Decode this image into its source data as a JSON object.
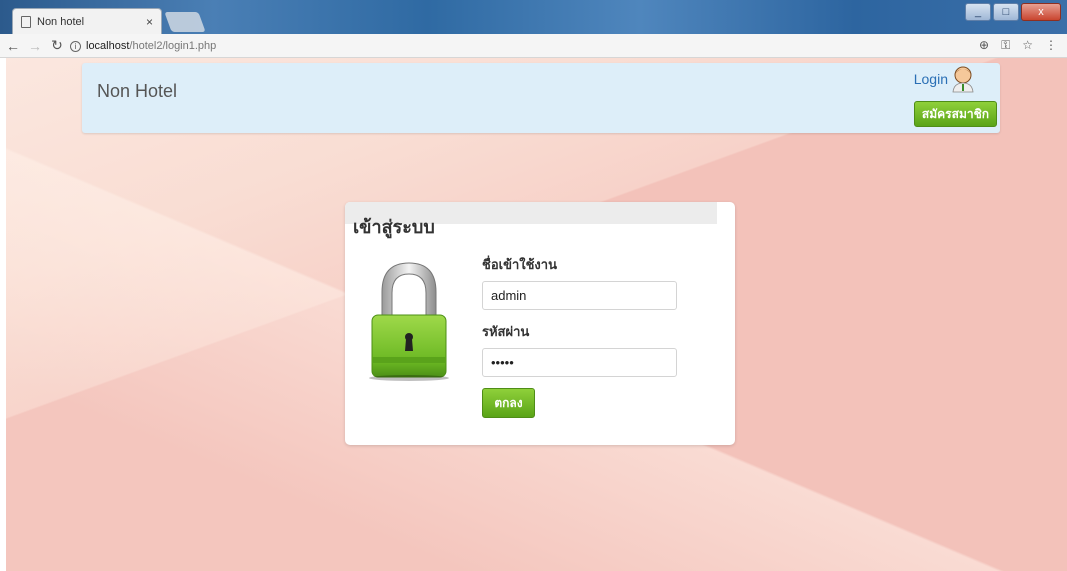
{
  "browser": {
    "tab_title": "Non hotel",
    "tab_close": "×",
    "url_host": "localhost",
    "url_path": "/hotel2/login1.php",
    "window_buttons": [
      "_",
      "□",
      "x"
    ],
    "toolbar_icons": [
      "zoom-icon",
      "key-icon",
      "star-icon",
      "menu-icon"
    ]
  },
  "header": {
    "brand": "Non Hotel",
    "login_label": "Login",
    "register_label": "สมัครสมาชิก"
  },
  "login_card": {
    "title": "เข้าสู่ระบบ",
    "username_label": "ชื่อเข้าใช้งาน",
    "username_value": "admin",
    "password_label": "รหัสผ่าน",
    "password_value": "•••••",
    "submit_label": "ตกลง"
  },
  "colors": {
    "header_bg": "#ddeef9",
    "button_green": "#6cb824",
    "link_blue": "#2a6fb5",
    "page_bg": "#f3c2ba"
  }
}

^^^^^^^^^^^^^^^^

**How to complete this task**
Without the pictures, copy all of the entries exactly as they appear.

**Completed task**
Decode this image into its source data as a JSON object.
{
  "browser": {
    "tab_title": "Non hotel",
    "tab_close": "×",
    "url_host": "localhost",
    "url_path": "/hotel2/login1.php",
    "window_buttons": [
      "_",
      "□",
      "x"
    ],
    "toolbar_icons": [
      "zoom-icon",
      "key-icon",
      "star-icon",
      "menu-icon"
    ]
  },
  "header": {
    "brand": "Non Hotel",
    "login_label": "Login",
    "register_label": "สมัครสมาชิก"
  },
  "login_card": {
    "title": "เข้าสู่ระบบ",
    "username_label": "ชื่อเข้าใช้งาน",
    "username_value": "admin",
    "password_label": "รหัสผ่าน",
    "password_value": "•••••",
    "submit_label": "ตกลง"
  },
  "colors": {
    "header_bg": "#ddeef9",
    "button_green": "#6cb824",
    "link_blue": "#2a6fb5",
    "page_bg": "#f3c2ba"
  }
}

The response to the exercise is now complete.